But the shortage of molasses caused by unfavourable weather that delayed sugar crushing and molasses production, as well as mismanagement among ethanol producers that exported some ethanol during the mid-year, are likely to cause a shortage this month.
Mr Witoon said the state Oil Fund would be ready to provide subsidies if the cost of producing ethanol from rice is higher than producing ethanol from molasses. Details of the subsidies are expected to be discussed later.
The government now controls 8.4 million tonnes of rice bought from farmers since 2011, of which half is good quality and the remainder suitable for industrial use.
To prevent ethanol shortage in the long term, the DOEB has ordered ethanol producers, traders and oil retailers to report production, inventories and production capacity every day until the end of February.

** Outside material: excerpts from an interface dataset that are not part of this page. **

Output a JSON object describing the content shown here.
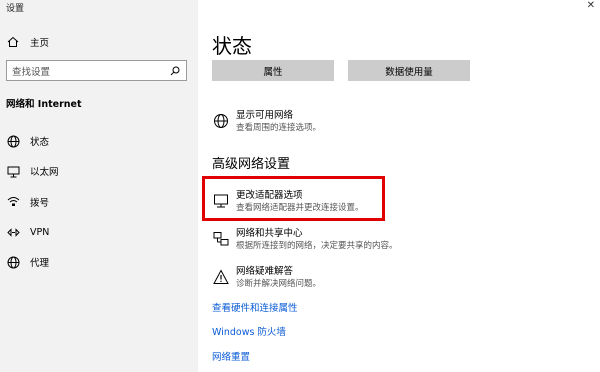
{
  "window": {
    "title": "设置"
  },
  "sidebar": {
    "home_label": "主页",
    "search_placeholder": "查找设置",
    "section_title": "网络和 Internet",
    "items": [
      {
        "label": "状态",
        "icon": "status-icon"
      },
      {
        "label": "以太网",
        "icon": "ethernet-icon"
      },
      {
        "label": "拨号",
        "icon": "dialup-icon"
      },
      {
        "label": "VPN",
        "icon": "vpn-icon"
      },
      {
        "label": "代理",
        "icon": "proxy-icon"
      }
    ]
  },
  "main": {
    "title": "状态",
    "buttons": {
      "properties": "属性",
      "data_usage": "数据使用量"
    },
    "show_networks": {
      "title": "显示可用网络",
      "desc": "查看周围的连接选项。"
    },
    "advanced_title": "高级网络设置",
    "options": [
      {
        "title": "更改适配器选项",
        "desc": "查看网络适配器并更改连接设置。",
        "icon": "adapter-icon"
      },
      {
        "title": "网络和共享中心",
        "desc": "根据所连接到的网络，决定要共享的内容。",
        "icon": "sharing-center-icon"
      },
      {
        "title": "网络疑难解答",
        "desc": "诊断并解决网络问题。",
        "icon": "warning-icon"
      }
    ],
    "links": [
      "查看硬件和连接属性",
      "Windows 防火墙",
      "网络重置"
    ]
  },
  "colors": {
    "highlight": "#e00000",
    "link": "#0a5bd6",
    "sidebar_bg": "#f2f2f2",
    "button_bg": "#cccccc"
  }
}
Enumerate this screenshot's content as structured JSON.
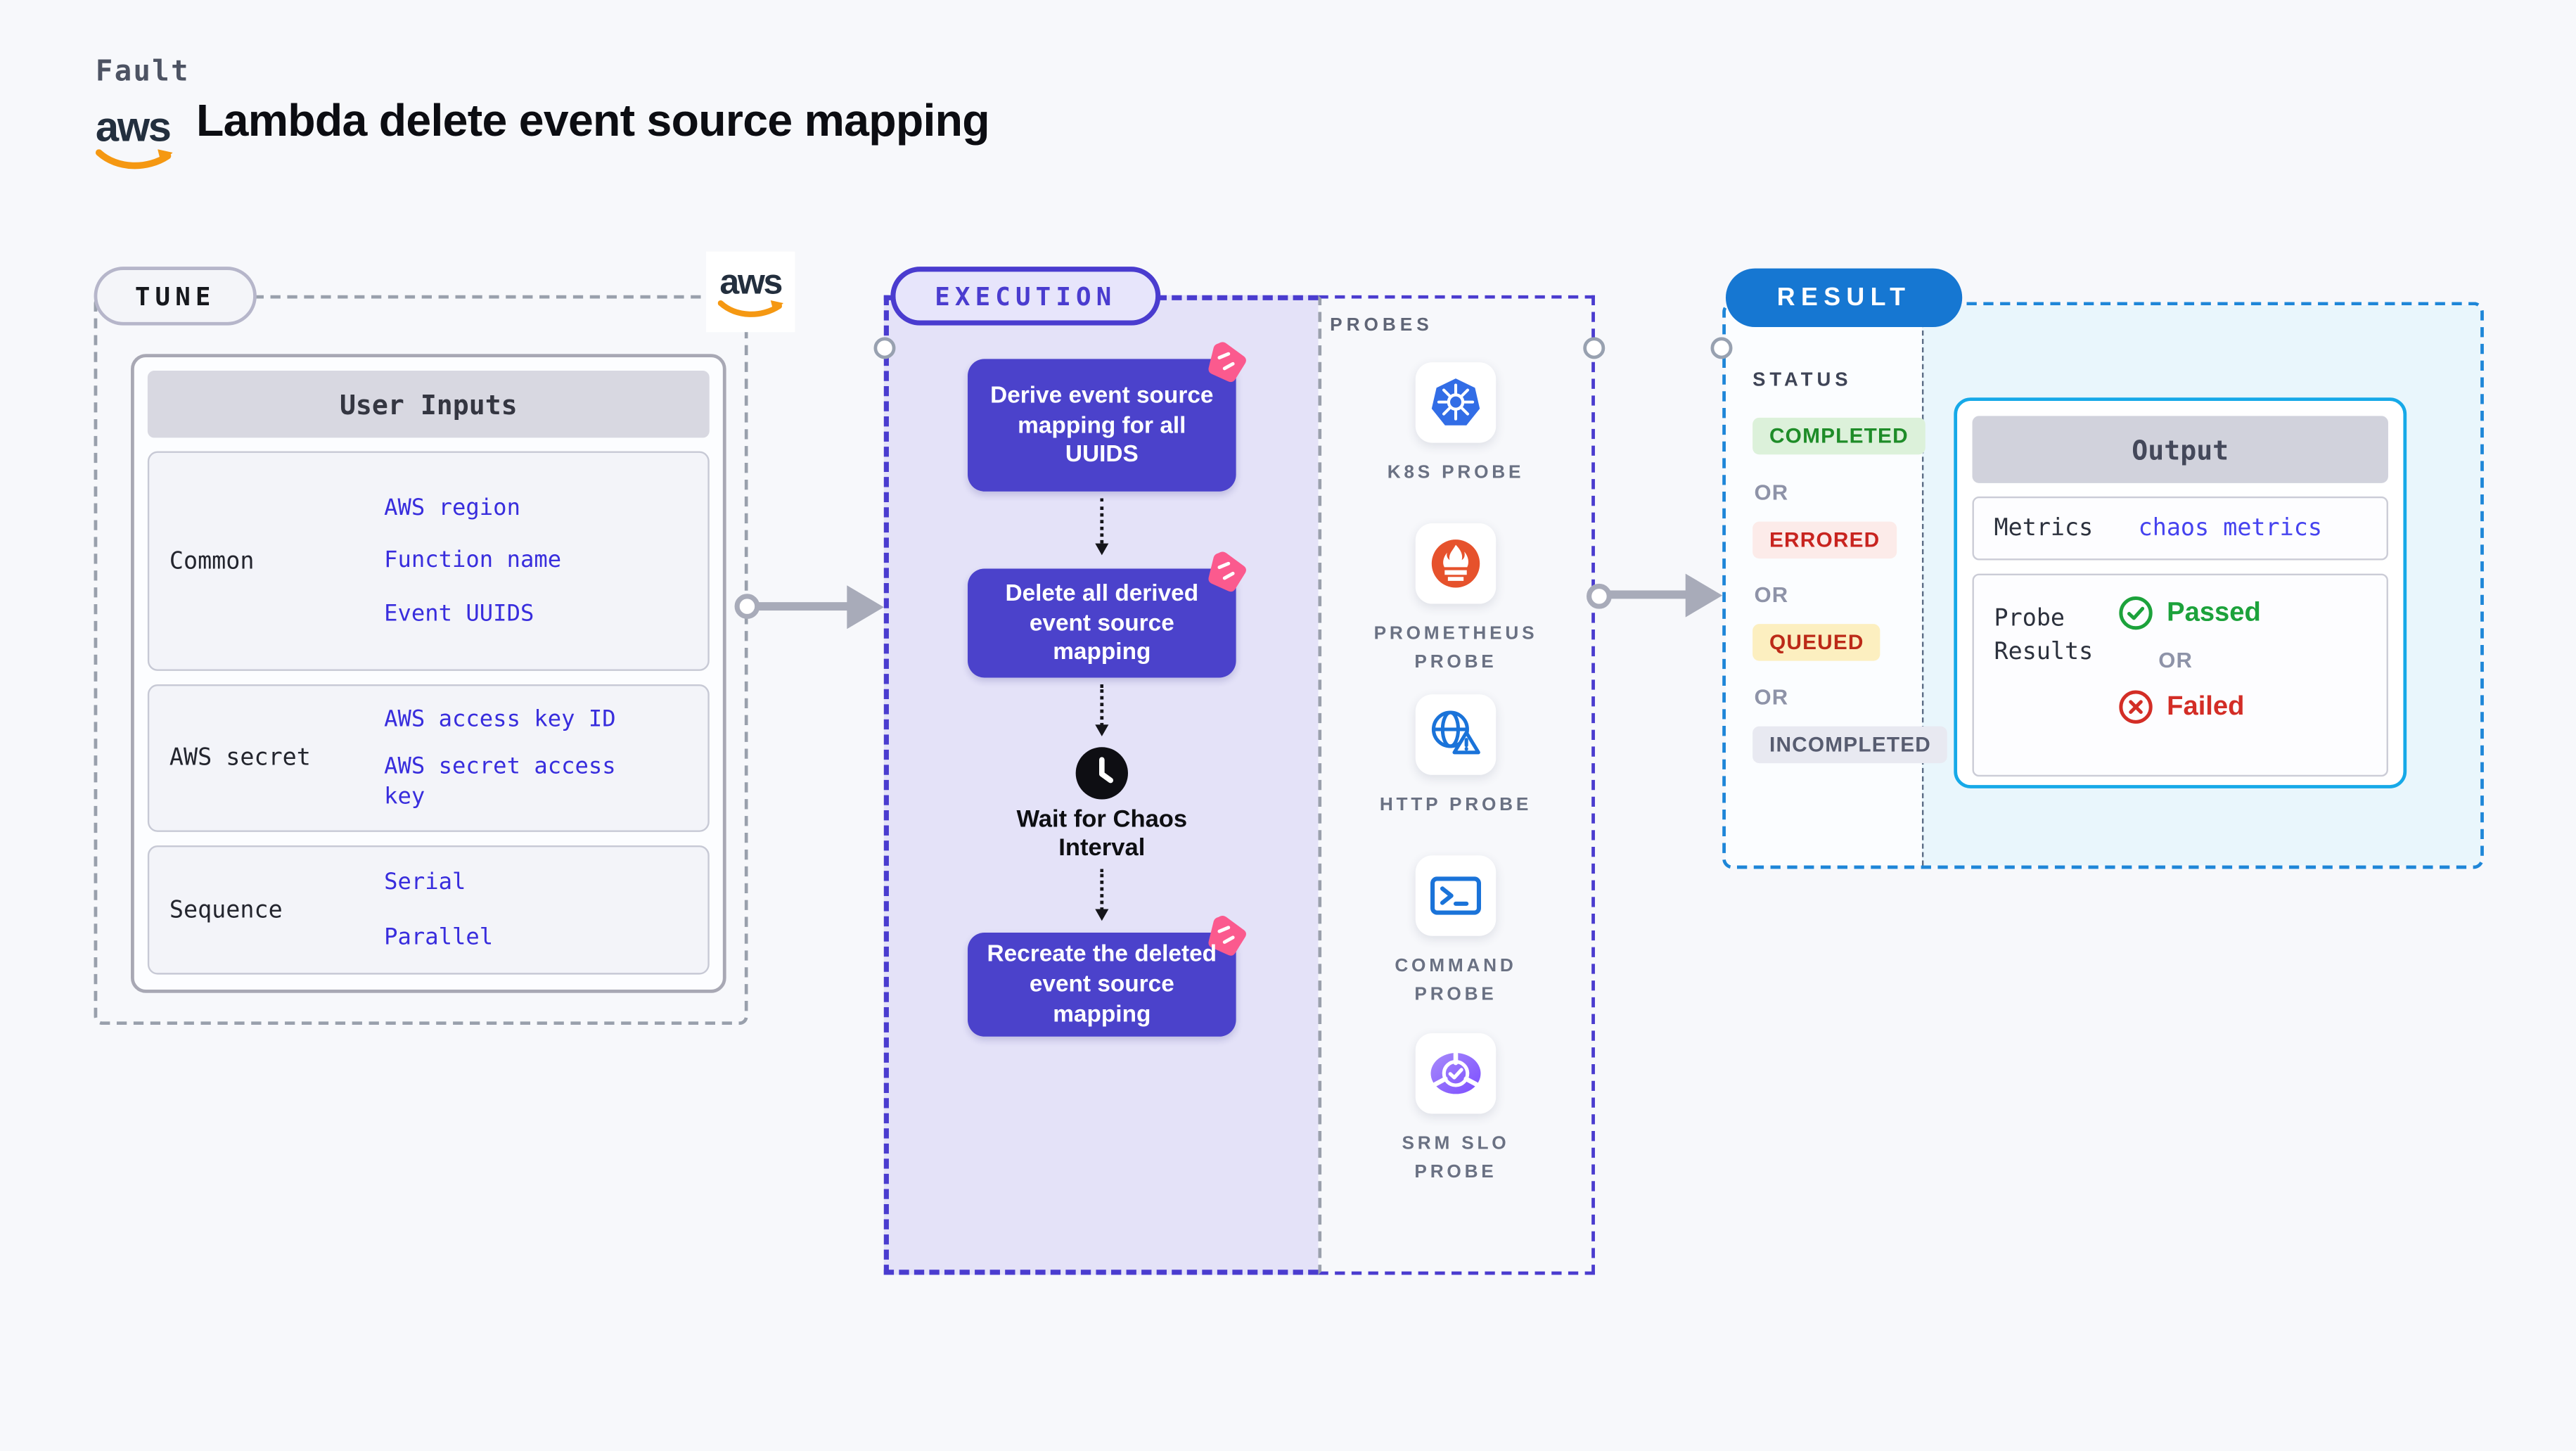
{
  "page": {
    "background": "#f7f8fb"
  },
  "header": {
    "kicker": "Fault",
    "title": "Lambda delete event source mapping",
    "aws_wordmark": "aws"
  },
  "tune": {
    "pill_label": "TUNE",
    "aws_wordmark": "aws",
    "user_inputs": {
      "header": "User Inputs",
      "rows": [
        {
          "label": "Common",
          "values": [
            "AWS region",
            "Function name",
            "Event UUIDS"
          ]
        },
        {
          "label": "AWS secret",
          "values": [
            "AWS access key ID",
            "AWS secret access key"
          ]
        },
        {
          "label": "Sequence",
          "values": [
            "Serial",
            "Parallel"
          ]
        }
      ]
    }
  },
  "execution": {
    "pill_label": "EXECUTION",
    "nodes": [
      {
        "label": "Derive event source mapping for all UUIDS",
        "icon": "chaos-step-icon"
      },
      {
        "label": "Delete all derived event source mapping",
        "icon": "chaos-step-icon"
      },
      {
        "label": "Recreate the deleted event source mapping",
        "icon": "chaos-step-icon"
      }
    ],
    "wait_step": {
      "label": "Wait for Chaos Interval",
      "icon": "clock-icon"
    }
  },
  "probes": {
    "heading": "PROBES",
    "items": [
      {
        "label": "K8S PROBE",
        "icon": "kubernetes-icon"
      },
      {
        "label": "PROMETHEUS PROBE",
        "icon": "prometheus-icon"
      },
      {
        "label": "HTTP PROBE",
        "icon": "http-globe-warning-icon"
      },
      {
        "label": "COMMAND PROBE",
        "icon": "terminal-icon"
      },
      {
        "label": "SRM SLO PROBE",
        "icon": "slo-donut-check-icon"
      }
    ]
  },
  "result": {
    "pill_label": "RESULT",
    "status": {
      "heading": "STATUS",
      "or_label": "OR",
      "badges": [
        {
          "label": "COMPLETED",
          "bg": "#dcf1da",
          "color": "#1e8c28"
        },
        {
          "label": "ERRORED",
          "bg": "#fcebe9",
          "color": "#c8241f"
        },
        {
          "label": "QUEUED",
          "bg": "#fcefc0",
          "color": "#bc2a18"
        },
        {
          "label": "INCOMPLETED",
          "bg": "#e8e9f1",
          "color": "#575c70"
        }
      ]
    },
    "output": {
      "header": "Output",
      "metrics_label": "Metrics",
      "metrics_link": "chaos metrics",
      "probe_results_label": "Probe Results",
      "passed_label": "Passed",
      "or_label": "OR",
      "failed_label": "Failed"
    }
  },
  "colors": {
    "accent_indigo": "#4a3ccf",
    "node_fill": "#4b42cb",
    "node_badge_pink": "#fb5a8e",
    "execution_bg": "#e4e2f8",
    "result_blue": "#1677d2",
    "result_dash_border": "#1e86d8",
    "output_card_border": "#16a9e8",
    "input_value_text": "#382ddd",
    "arrow_gray": "#a8abb9",
    "kubernetes_blue": "#326de6",
    "prometheus_orange": "#e6522c",
    "probe_icon_blue": "#1a73d9",
    "srm_purple": "#7c4dff",
    "aws_orange": "#f59812"
  }
}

The DOEB expects ethanol production in December to be around 3.7 million litres per day with demand of around 3.8 million litres.
Given the uncertain ethanol production, the DOEB might delay the phase-out of E10, or gasohol 91, from January next year to January 2018, when there would only be E20 petrol available for all vehicles in Thailand.
The delay in the mandatory use of E20 nationwide means a delay in greater ethanol demand to be blended with petrol.
Previously, energy policymakers planned to slash E10 and leave only E20 available on the market within the next 10 years.
However, Mr Witoon said major oil retailers are unlikely to bring their ethanol reserve of around 1% of total consumption to be sold, which would be sufficient for slightly over three days.
Major oil retailers recently expressed concern that ethanol production would be short for up to 5-6 days as demand for petrol in the first 10 months of this year rose by as much as 14% during the time that global oil prices remain low.
Besides, the DOEB could also amend regulations related to ethanol production in order to help maintain sustainable ethanol production for the energy sector.
The development of biofuels in Thailand started around a decade ago, when global oil prices rose above US$100 a barrel.
Demand for biofuels has grown rapidly with the production of biofuels blended with petrol helping to reduce demand for pure petrol by up to 75 million litres per day.
According to a report by the Department of Alternative Energy Development and Efficiency in September, Thailand has a total of 4 million vehicles with petrol-compatible engines, 2.5 million compatible with ethanol-blended petrol, or gasohol, and around 1 million compatible with E20.